Compare any two graphics cards:
Radeon HD 6870 vs Radeon HD 7850
IntroThe Radeon HD 6870 has a GPU core clock speed of 900 MHz, and the 1024 MB of GDDR5 RAM is set to run at 1050 MHz through a 256-bit bus. It also features 1120 SPUs, 56 TAUs, and 32 Raster Operation Units.
Compare those specifications to the Radeon HD 7850, which features core clock speeds of 860 MHz on the GPU, and 1200 MHz on the 2048 MB of GDDR5 memory. It features 1024 SPUs along with 64 Texture Address Units and 32 Rasterization Operator Units.
(No game benchmarks for this combination yet.)
Power Usage and Theoretical Benchmarks
Power Consumption (Max TDP)
Theoretically speaking, the Radeon HD 7850 should perform a bit faster than the Radeon HD 6870 overall. (explain)
Texel RateThe Radeon HD 7850 will be a small bit (about 9%) better at anisotropic filtering than the Radeon HD 6870. (explain)
Pixel RateIf running with a high screen resolution is important to you, then the Radeon HD 6870 is superior to the Radeon HD 7850, not by a very large margin though. (explain)
Please note that the above 'benchmarks' are all just theoretical - the results were calculated based on the card's specifications, and real-world performance may (and probably will) vary at least a bit.
Please note that the price comparisons are based on search keywords - sometimes it might show cards with very similar names that are not exactly the same as the one chosen in the comparison. We do try to filter out the wrong results as best we can, though.
Memory Bandwidth: Memory bandwidth is the maximum amount of information (measured in megabytes per second) that can be transported past the external memory interface within a second. It is worked out by multiplying the interface width by its memory clock speed. If the card has DDR RAM, it must be multiplied by 2 once again. If DDR5, multiply by 4 instead. The better the bandwidth is, the faster the card will be in general. It especially helps with AA, High Dynamic Range and higher screen resolutions.

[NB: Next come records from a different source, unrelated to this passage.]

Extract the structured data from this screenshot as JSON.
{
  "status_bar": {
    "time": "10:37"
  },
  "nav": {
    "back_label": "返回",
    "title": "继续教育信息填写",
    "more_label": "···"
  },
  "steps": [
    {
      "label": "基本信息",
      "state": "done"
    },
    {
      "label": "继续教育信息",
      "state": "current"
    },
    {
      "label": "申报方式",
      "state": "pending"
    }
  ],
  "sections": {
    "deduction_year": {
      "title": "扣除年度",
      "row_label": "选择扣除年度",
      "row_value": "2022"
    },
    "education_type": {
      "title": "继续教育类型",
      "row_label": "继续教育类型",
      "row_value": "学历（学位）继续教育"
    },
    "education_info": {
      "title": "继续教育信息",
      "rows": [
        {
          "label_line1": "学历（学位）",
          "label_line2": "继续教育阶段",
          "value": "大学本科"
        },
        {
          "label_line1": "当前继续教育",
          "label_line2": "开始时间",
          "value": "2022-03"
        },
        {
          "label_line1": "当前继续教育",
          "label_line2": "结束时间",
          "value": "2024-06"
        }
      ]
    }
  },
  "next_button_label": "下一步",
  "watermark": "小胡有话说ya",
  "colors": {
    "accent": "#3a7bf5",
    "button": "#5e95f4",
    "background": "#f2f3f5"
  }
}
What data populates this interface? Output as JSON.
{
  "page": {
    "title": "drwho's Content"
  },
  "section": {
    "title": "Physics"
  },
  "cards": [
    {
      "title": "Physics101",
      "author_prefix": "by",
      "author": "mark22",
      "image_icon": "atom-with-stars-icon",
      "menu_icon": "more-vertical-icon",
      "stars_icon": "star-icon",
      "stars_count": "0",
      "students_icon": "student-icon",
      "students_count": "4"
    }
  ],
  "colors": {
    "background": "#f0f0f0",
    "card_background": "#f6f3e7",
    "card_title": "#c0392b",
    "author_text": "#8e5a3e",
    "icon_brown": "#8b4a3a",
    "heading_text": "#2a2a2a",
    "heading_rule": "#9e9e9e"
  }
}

Texel Rate: Texel rate is the maximum number of texture map elements (texels) that are applied in one second. This figure is calculated by multiplying the total number of texture units of the card by the core speed of the chip. The better this number, the better the video card will be at handling texture filtering (anisotropic filtering - AF). It is measured in millions of texels applied per second.
Pixel Rate: Pixel rate is the maximum number of pixels that the graphics card can possibly record to its local memory in one second - measured in millions of pixels per second. The number is worked out by multiplying the number of ROPs by the the core clock speed. ROPs (Raster Operations Pipelines - also sometimes called Render Output Units) are responsible for drawing the pixels (image) on the screen. The actual pixel fill rate also depends on lots of other factors, especially the memory bandwidth of the card - the lower the memory bandwidth is, the lower the ability to reach the maximum fill rate.